● **Description of the task**: Note each line of the listing that contains the string "Baña", and copy it.
START Exercise materials
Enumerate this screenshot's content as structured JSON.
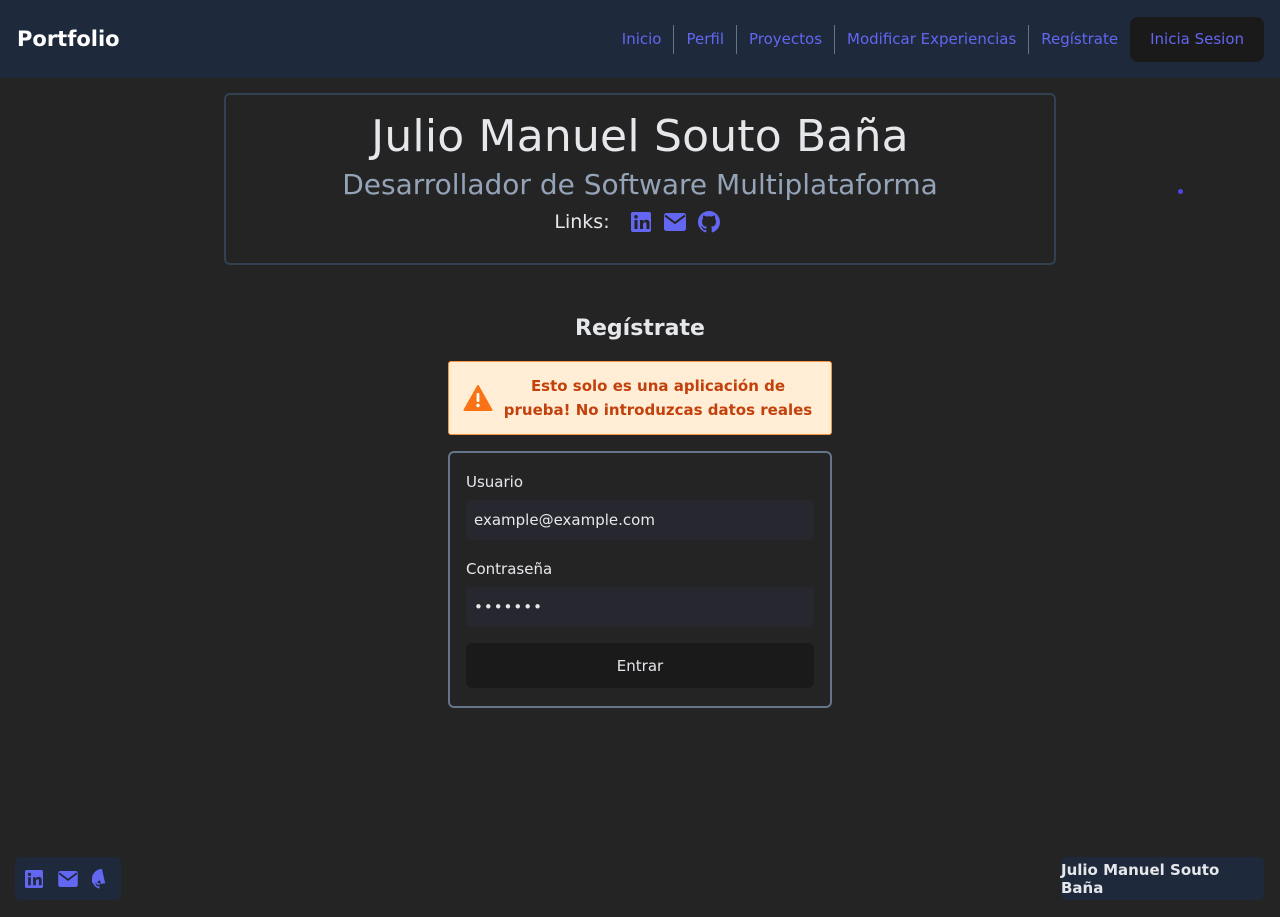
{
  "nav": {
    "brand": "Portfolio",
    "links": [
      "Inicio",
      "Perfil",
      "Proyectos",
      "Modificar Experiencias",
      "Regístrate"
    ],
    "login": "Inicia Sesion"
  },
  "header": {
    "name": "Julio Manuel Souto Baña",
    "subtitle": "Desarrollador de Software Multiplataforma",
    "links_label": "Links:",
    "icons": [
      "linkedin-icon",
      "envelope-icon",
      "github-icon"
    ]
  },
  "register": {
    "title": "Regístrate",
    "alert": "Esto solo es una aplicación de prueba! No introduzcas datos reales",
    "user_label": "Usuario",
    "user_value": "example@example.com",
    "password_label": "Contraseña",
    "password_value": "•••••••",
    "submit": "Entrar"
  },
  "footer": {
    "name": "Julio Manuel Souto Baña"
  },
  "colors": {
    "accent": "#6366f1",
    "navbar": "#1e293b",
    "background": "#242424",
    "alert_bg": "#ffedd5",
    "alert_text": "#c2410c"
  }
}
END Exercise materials
● **Written answer**:
    "name": "Julio Manuel Souto Baña",
    "name": "Julio Manuel Souto Baña"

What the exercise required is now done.